Our DevPortal Awards 2019 definition for this category: “Devportals that implement devices or content strategies to address topics like cultural diversity, differences in language capabilities, local legal requirements and regional expectations.”

According to Wikipedia, internationalization (I18n) is the process of designing a software application so that it can be adapted to various languages and regions without engineering changes. Localization (L10n) is the process of adapting internationalized software for a specific region or language by translating text and adding locale-specific components. In short: internationalization — with its design and development practices — enables localization for target audiences that vary in culture, region, or language.

Cultural diversity & language capabilities

In her article on the role that UX writers play in localizing a regional product, the author states that “it’s more than just writing with correct grammar, it’s truly about using words that people can identify with.'' Some of the listed tips:

  • Adopt language inclusivity (avoid jargon, slang or idioms, and use gender-neutral pronouns).
  • Use the 30% rule for interface copy (some words become longer after translation: consider this in the UI design phase).
  • Build a team of content reviewers that are familiar with the language, specific user needs and the cultural habits.

Localization is more than translating and updating existing content: it aims at adapting a product, application or content to the language, cultural and other requirements of a specific target market, the “locale”. It might require the rethinking of logic and visual design. Localization can involve customization connected to:

  1. Numeric, date and time formats
  2. Use of currency
  3. Keyboard usage
  4. Collation and sorting
  5. Symbols, icons and colors

At the API the Docs London 2018 conference, Atsushi Nakatsugawa illustrated what the benefits of localization are versus translation.

Local legal requirements & regional expectations

What do you need to run a global API business? You translate or localize content, and also:

  • Prevent misinterpretations and avoid content that users might consider as sensitive or inappropriate.
  • Pay attention to regional legal requirements (e.g. some regions don’t allow deep linking).
  • Take regional business restrictions into account.
  • Research local user expectations: this will influence your devportal’s ideal UX accordingly.

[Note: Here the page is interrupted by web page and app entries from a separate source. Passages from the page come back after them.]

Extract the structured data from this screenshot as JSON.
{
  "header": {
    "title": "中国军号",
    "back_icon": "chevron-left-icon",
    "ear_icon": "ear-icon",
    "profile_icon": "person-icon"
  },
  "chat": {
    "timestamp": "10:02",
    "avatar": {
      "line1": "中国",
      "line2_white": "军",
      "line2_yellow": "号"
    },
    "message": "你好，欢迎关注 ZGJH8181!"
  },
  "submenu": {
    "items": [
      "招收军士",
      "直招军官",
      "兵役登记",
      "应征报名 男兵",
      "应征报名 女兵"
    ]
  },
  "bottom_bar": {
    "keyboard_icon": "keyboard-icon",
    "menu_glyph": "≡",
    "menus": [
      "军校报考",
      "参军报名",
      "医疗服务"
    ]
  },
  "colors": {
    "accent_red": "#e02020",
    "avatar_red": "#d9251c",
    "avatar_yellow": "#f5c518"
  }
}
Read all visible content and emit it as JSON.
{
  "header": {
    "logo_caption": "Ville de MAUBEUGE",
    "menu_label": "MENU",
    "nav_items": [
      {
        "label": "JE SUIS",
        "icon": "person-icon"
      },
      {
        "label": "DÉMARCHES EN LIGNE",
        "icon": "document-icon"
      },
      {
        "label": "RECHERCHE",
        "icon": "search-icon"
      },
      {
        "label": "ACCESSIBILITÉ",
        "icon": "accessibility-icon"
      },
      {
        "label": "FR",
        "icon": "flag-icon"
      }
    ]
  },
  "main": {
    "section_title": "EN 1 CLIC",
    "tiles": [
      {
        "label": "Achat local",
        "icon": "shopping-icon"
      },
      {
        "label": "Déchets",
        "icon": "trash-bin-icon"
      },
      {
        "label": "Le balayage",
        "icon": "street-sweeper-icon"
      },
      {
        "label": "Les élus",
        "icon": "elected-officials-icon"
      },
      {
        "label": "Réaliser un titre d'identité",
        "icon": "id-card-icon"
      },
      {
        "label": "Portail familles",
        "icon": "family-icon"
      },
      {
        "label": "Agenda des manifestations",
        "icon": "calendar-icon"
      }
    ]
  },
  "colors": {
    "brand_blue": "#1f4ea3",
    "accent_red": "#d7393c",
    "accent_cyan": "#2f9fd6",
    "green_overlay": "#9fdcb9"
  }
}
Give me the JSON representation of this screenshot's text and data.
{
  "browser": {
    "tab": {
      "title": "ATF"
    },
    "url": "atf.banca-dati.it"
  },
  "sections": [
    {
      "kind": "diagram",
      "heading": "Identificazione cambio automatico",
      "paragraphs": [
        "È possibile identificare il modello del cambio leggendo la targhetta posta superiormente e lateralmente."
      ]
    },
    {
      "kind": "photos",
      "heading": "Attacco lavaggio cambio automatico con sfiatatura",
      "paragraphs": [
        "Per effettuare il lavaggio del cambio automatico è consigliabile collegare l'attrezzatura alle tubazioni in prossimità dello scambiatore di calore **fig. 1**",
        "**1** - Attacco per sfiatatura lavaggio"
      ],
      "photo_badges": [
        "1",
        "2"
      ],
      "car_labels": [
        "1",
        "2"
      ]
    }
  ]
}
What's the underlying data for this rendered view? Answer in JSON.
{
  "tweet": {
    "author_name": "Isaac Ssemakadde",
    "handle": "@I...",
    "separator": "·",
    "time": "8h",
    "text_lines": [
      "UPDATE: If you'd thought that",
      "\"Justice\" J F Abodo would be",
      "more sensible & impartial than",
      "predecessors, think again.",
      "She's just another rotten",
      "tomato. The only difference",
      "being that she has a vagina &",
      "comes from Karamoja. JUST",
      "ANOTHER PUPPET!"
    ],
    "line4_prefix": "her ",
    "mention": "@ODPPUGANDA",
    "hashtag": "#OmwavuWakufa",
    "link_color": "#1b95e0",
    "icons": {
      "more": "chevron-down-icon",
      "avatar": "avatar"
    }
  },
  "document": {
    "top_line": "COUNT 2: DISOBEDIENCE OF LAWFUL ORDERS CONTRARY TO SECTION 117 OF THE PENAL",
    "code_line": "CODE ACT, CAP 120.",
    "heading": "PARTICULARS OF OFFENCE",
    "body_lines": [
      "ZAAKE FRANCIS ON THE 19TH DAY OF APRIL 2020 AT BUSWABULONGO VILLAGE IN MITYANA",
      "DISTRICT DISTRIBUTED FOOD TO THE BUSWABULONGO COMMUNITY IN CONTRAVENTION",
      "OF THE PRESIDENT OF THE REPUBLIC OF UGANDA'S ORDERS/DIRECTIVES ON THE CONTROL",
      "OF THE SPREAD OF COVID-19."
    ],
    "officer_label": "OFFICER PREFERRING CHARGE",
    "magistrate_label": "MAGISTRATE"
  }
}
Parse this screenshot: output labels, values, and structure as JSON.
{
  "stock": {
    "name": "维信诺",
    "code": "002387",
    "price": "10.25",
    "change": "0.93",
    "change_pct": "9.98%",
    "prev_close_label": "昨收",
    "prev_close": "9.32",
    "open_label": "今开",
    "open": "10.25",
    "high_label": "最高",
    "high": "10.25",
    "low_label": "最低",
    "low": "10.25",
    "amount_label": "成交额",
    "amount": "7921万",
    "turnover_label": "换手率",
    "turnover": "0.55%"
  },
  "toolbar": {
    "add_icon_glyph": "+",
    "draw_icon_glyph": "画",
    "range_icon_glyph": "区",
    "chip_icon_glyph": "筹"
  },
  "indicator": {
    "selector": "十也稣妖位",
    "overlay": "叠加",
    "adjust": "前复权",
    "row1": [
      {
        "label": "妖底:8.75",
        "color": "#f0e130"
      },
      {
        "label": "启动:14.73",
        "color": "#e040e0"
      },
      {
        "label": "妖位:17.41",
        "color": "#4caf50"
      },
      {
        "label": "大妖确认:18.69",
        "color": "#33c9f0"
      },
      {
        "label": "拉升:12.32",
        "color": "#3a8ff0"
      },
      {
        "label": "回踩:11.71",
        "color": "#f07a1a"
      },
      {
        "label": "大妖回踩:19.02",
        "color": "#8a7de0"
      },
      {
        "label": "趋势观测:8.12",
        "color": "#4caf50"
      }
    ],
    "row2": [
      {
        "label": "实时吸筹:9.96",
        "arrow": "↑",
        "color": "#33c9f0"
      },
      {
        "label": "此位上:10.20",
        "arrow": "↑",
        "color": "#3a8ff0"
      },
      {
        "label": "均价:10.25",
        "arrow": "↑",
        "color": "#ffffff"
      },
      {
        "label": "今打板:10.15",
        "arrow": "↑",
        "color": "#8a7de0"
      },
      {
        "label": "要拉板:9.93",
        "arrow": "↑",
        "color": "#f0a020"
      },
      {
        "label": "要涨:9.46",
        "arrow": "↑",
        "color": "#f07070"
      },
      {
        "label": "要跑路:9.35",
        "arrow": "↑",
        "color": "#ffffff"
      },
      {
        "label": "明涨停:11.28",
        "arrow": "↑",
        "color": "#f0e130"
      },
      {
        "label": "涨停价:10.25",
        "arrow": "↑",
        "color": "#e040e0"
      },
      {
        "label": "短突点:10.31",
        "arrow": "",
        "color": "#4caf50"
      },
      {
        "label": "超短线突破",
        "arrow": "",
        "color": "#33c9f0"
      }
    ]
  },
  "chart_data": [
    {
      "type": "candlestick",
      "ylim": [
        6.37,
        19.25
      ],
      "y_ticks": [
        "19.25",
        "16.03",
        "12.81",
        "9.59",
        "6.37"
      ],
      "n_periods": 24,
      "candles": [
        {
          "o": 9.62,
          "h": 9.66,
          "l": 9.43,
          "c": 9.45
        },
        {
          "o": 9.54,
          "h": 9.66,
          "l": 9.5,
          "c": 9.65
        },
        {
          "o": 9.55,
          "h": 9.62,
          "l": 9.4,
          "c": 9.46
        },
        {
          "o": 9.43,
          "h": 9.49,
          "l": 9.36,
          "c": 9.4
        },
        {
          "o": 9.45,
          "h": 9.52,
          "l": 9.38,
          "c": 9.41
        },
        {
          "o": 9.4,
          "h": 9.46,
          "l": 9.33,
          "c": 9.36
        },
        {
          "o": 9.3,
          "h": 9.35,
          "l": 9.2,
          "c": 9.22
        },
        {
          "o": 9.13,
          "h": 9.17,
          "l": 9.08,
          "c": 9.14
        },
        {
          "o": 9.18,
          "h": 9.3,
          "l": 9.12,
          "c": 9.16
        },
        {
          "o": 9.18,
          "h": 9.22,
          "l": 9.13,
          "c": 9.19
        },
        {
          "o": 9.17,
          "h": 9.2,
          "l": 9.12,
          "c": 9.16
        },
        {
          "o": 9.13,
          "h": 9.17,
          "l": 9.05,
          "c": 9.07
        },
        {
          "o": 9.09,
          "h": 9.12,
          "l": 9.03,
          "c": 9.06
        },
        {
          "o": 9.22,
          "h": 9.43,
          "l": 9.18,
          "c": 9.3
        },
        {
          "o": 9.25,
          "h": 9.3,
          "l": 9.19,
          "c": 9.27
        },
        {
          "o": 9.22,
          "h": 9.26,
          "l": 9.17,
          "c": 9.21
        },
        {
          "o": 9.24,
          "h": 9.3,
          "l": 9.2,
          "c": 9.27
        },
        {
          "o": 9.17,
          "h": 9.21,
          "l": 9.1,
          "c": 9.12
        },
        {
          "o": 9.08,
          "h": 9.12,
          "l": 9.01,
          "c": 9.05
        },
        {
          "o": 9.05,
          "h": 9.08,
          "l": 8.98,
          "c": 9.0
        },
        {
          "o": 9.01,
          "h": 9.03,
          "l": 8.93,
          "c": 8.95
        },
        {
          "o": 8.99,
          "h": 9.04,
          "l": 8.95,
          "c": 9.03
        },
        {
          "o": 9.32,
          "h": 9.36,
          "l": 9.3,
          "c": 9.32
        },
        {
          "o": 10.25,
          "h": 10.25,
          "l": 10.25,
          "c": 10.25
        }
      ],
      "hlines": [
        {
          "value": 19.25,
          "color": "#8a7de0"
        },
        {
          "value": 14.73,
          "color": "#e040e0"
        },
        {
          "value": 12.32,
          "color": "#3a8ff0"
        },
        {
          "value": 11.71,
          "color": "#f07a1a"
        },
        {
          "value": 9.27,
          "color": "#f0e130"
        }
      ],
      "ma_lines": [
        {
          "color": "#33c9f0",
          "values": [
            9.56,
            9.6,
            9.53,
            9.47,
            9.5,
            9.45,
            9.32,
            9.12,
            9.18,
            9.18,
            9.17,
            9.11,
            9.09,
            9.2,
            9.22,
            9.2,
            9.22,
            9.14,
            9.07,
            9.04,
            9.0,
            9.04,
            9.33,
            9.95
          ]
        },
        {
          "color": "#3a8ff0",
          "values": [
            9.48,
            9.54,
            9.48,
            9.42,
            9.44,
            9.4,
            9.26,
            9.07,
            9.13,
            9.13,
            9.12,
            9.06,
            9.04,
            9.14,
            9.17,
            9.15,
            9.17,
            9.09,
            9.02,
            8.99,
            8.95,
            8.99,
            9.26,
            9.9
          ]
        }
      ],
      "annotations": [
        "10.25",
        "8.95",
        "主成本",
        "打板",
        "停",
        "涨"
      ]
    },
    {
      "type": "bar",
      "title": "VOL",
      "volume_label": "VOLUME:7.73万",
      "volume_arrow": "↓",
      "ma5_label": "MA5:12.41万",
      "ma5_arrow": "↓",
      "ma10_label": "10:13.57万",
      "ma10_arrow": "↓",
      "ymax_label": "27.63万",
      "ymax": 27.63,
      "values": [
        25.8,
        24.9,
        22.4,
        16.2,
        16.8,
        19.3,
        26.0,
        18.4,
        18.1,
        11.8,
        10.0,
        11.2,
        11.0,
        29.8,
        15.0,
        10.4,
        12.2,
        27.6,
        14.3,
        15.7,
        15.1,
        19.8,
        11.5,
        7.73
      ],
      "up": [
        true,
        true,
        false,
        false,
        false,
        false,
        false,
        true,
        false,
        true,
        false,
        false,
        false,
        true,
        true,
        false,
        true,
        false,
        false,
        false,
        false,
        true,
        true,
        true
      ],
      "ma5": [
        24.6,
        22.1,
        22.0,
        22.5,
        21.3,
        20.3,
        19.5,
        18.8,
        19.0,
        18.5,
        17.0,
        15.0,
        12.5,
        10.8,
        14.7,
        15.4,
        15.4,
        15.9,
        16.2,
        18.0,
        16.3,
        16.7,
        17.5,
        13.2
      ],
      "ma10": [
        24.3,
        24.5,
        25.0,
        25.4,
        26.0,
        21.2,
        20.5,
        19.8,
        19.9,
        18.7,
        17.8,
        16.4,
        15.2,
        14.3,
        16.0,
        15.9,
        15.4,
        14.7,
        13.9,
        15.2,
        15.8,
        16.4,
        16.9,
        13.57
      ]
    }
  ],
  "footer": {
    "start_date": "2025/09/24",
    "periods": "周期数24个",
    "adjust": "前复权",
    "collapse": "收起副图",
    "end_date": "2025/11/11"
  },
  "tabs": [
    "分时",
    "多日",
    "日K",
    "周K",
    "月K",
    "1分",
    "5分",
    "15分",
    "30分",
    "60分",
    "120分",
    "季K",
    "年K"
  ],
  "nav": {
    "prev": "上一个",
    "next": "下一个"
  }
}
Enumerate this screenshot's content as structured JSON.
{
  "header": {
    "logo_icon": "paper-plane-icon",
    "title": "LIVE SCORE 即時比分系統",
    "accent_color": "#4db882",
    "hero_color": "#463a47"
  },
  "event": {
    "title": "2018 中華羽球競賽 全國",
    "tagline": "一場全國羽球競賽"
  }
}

Example of product selection based on region (Orange)



Tips & tools

Checking Sabre’s devportal for internationalization



Overall, accessibility is crucial when you want to be dedicated to your users: showing that you care about them will send a strong trust signal that can evoke audience engagement and involvement over the long run.

Know any other tips and tricks to boost inclusivity? Let us know!

DevPortal Awards 2019: How to nominate your developer portal

What is the goal of the DevPortal Awards?

The goal is to recognize public-facing developer portals that show great examples in eleven different categories and to find the developer portal that provides the best overall experience.

Why should I nominate my developer portal?

By nominating a portal you can draw the community’s attention to it and acknowledge the work of the people behind it.

How can I nominate my devportal?

Please fill out the nomination form!

Who chooses the winners?

The winners of the 11 nomination categories will be chosen by the Awards Jury in October. In the Best Overall Developer Portal category two winners will be selected: one by the jury and one by the community via public voting. The portals nominated in any of the 11 categories are running for the Best Overall portal automatically.

How can I stay up-to-date and get notifications?

Sign-up to the DevPortal Awards newsletter and receive info on nomination and voting, nominee and jury news, and details on the gala event.


This article was edited by Laura Vass.


About the author

Kathleen De Roo

Information Architect, Technical Content Writer

Kathleen started as a technical content writer, responsible for doing research and writing on developer portal aspects. As an information architect, she helps clients find out how to align business goals and user needs with the knowledge we gathered about devportals.

She holds master's degrees in history and in archival science & records management.